The Obama administration has backed away from a policy to designate as “wild lands” federal acreage that merits consideration for permanent wilderness designation by Congress.

Pleased with this announcement were Western Republicans who have a bad habit of deferring to off-road vehicle groups who can’t bear the thought of recreating in silence and to commercial interests for whom commodities extracted and sold is the only way to measure the value of lands owned in common by all Americans.

The next step, which should have been taken years ago, is for Congress to settle the final status of wilderness-quality lands that have been in limbo for the better part of two decades.

First, it wouldn’t hurt for the Obama administration to change its maddeningly passive habits and exercise some leadership in this area.

In the meantime, the administration should return to the status quo that prevailed before 2003, when then-Interior Secretary Gale Norton reached an out-of-court settlement with the state of Utah and abandoned the Bureau of Land Management’s (BLM) authority to establish “wilderness study areas” – places that merit administrative protection until Congress decides their permanent status.

Under a 1976 federal law, the BLM must maintain an updated inventory of acreage under its jurisdiction, including “outdoor recreation and scenic values.” In practice, before 2003, the BLM had discretion to give administrative protection to wilderness-quality lands until Congress made up its mind.

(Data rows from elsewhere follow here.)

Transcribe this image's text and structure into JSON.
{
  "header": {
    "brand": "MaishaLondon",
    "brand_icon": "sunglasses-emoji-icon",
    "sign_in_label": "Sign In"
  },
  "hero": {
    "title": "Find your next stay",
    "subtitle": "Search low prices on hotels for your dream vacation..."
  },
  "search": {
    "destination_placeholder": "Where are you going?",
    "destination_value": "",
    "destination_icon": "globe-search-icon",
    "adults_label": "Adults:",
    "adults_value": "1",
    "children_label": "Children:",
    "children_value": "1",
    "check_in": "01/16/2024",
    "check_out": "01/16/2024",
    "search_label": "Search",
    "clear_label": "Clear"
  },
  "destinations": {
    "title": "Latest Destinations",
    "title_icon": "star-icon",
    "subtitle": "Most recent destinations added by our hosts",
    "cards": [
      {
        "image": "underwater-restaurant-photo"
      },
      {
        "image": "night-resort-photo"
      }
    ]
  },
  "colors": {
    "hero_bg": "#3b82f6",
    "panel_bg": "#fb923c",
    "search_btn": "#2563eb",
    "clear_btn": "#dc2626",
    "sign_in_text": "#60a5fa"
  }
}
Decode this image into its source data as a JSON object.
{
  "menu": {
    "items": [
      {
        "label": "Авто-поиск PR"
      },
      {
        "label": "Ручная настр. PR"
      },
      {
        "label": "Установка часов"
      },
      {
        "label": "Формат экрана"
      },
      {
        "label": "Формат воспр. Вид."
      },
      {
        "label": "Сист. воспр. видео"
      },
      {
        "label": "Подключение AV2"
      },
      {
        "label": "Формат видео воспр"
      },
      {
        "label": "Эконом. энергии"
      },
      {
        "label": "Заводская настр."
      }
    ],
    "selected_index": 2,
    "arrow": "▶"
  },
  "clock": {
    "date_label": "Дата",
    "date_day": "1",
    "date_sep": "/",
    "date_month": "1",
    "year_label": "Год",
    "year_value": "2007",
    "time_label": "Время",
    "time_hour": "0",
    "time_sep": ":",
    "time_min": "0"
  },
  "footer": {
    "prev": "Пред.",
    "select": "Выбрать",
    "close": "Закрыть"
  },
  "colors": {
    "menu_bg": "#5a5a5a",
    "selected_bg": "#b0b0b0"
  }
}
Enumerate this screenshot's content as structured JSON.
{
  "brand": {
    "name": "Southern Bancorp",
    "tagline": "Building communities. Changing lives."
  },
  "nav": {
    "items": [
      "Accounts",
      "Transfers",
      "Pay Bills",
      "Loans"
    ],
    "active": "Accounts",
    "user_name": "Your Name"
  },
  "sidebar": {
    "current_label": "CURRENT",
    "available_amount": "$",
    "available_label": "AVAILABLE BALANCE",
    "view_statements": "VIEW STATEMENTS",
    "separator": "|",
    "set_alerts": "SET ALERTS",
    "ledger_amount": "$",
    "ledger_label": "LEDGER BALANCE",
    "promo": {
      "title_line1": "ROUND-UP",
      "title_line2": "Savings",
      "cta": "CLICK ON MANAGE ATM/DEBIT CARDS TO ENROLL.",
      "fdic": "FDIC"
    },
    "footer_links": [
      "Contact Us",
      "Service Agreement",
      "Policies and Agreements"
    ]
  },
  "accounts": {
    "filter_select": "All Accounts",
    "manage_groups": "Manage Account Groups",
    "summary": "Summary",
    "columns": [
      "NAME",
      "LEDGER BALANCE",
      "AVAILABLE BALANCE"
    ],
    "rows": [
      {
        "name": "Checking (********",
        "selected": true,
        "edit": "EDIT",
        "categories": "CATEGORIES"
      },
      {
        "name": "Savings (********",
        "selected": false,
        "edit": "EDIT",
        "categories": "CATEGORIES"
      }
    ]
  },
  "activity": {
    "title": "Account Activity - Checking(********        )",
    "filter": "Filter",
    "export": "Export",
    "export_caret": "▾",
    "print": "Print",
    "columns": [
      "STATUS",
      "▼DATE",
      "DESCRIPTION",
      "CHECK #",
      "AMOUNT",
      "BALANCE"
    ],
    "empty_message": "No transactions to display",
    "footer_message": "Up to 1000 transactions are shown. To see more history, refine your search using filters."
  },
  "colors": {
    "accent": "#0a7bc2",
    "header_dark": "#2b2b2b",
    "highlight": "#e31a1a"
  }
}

Second, Republicans should get re-acquainted with the stewardship ethic of traditional conservatism. Wild places inspire self-reliance, personal responsibility, faith, and spiritual renewal in a world where those conservative values are constantly under assault.

Third, Republicans demanding that federal lands be managed for “multiple use” must recognize that wilderness is explicitly called out as consistent with the purposes of the Multiple Use, Sustained Yield Act of 1960, which sets broad policy for managing national forests.

Multiple use doesn’t mean that economic development of public lands trumps preservation everywhere. As the law states, multiple use requires balance, “not necessarily the combination of uses that will give the greatest dollar return or the greatest unit output.”

Finally, the administration and Congress looking for an example to follow could do no better than Ronald Reagan – who signed dozens of wilderness bills that protected more than 10 million acres of public lands. The Reagan administration worked with congressional Democrats during the 1980s to settle wilderness disputes that had festered in national forests for years.

On the day he signed four such bills into law, Reagan declared:

What is a conservative after all but one who conserves, one who is committed to protecting and holding close the things by which we live… And we want to protect and conserve the land on which we live — our countryside, our rivers and mountains, our plains and meadows and forests. This is our patrimony. This is what we leave to our children. And our great moral responsibility is to leave it to them either as we found it or better than we found it.